Same-same and there you go. The chickadees and cardinals mob the feeder, the chickens are scratching in the fallen, brittle pecan leaves. The other day when the boys were here, the sun was shining and there was a breeze and the leaves were falling from the crazy walnut tree which drops nuts as big as baseballs over by the neighbor's yard and it was like a performance of dancing, glinting magic. I couldn't take my eyes off of those falling leaves.
Owen was not as impressed.
Gibson was far too occupied by the chickens.
But I saw them.
We've had our pancakes (banana and sweet potato) and there are leftovers, which is good, because Owen likes pancakes, heated up with butter and maple syrup. The chickens like them cold, torn and tossed to the ground. Elvis makes his throaty sound and the hens come running.
Still no eggs. Not one egg since Trixie died.
It is a mystery and a sadness.
I don't know whether to go work in the garden or go lie down on the bed. I don't know whether I am sad or depressed or lazy or tired. The seeds I planted a few weeks ago are up, the romaine lettuce plants I bought and set in have been eaten, every one, by the squirrels. They have not touched the kale. Growing most fiercely are the volunteer green beans, up and vigorous, scattered all through the garden. I should dig them up and set them back in by the fence where they might have a chance of growing us some more beans if the first frost delays for a month or so. Yes. That is what I should do. Whether I do it or not is yet to be seen.
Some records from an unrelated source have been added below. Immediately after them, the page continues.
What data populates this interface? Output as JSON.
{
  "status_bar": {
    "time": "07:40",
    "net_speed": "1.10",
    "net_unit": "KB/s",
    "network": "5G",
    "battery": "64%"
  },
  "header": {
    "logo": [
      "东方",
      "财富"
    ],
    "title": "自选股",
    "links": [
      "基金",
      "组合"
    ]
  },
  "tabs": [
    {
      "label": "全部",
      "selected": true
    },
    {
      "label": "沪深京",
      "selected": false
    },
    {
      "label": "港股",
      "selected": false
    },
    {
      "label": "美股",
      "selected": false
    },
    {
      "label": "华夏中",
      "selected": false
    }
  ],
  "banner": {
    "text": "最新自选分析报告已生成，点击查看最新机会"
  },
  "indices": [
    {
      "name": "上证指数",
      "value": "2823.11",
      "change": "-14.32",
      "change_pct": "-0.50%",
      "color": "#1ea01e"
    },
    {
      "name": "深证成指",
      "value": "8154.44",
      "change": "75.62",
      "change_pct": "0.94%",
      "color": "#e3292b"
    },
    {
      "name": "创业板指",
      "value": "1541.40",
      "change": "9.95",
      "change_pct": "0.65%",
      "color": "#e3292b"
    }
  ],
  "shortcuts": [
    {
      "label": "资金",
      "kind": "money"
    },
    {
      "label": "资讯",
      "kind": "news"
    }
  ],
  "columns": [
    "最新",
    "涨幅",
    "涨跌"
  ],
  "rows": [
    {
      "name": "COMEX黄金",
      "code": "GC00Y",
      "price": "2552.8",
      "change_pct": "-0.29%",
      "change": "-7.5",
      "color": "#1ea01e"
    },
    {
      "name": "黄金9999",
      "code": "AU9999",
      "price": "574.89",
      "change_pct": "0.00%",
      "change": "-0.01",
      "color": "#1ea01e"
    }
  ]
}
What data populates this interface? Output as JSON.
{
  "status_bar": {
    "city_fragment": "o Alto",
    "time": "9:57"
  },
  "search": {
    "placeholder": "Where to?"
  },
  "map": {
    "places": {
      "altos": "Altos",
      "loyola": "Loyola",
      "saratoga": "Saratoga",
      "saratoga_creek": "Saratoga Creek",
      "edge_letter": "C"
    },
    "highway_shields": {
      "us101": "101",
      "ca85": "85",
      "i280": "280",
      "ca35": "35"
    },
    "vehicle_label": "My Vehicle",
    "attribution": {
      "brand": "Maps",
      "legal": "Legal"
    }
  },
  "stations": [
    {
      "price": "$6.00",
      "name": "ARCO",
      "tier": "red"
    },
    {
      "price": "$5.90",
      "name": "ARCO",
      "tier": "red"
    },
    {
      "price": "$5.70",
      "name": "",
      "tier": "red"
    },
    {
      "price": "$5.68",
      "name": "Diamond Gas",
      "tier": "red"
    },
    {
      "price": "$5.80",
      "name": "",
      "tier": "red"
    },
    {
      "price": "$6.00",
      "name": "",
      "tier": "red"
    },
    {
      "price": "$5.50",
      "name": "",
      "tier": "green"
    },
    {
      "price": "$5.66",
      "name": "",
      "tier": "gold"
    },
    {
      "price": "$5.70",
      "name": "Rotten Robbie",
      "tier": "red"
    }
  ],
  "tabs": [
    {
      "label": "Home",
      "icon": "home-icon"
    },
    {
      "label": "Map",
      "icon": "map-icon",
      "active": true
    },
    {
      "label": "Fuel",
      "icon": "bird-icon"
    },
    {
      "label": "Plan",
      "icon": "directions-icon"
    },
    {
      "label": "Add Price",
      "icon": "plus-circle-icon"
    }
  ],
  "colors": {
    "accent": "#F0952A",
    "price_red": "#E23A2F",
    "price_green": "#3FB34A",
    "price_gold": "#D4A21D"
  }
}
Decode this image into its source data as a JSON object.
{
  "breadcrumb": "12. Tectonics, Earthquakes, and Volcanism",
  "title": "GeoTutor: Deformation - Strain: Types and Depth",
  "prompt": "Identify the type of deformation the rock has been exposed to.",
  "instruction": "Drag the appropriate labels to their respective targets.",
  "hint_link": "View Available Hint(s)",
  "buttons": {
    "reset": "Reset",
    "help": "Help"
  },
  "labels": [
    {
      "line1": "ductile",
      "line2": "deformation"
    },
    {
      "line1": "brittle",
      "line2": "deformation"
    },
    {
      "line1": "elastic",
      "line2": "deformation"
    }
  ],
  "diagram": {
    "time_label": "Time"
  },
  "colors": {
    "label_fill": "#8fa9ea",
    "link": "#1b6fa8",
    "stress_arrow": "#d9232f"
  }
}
I just don't seem to care that much. Grow where ye may, beans. Grow where ye fucking may.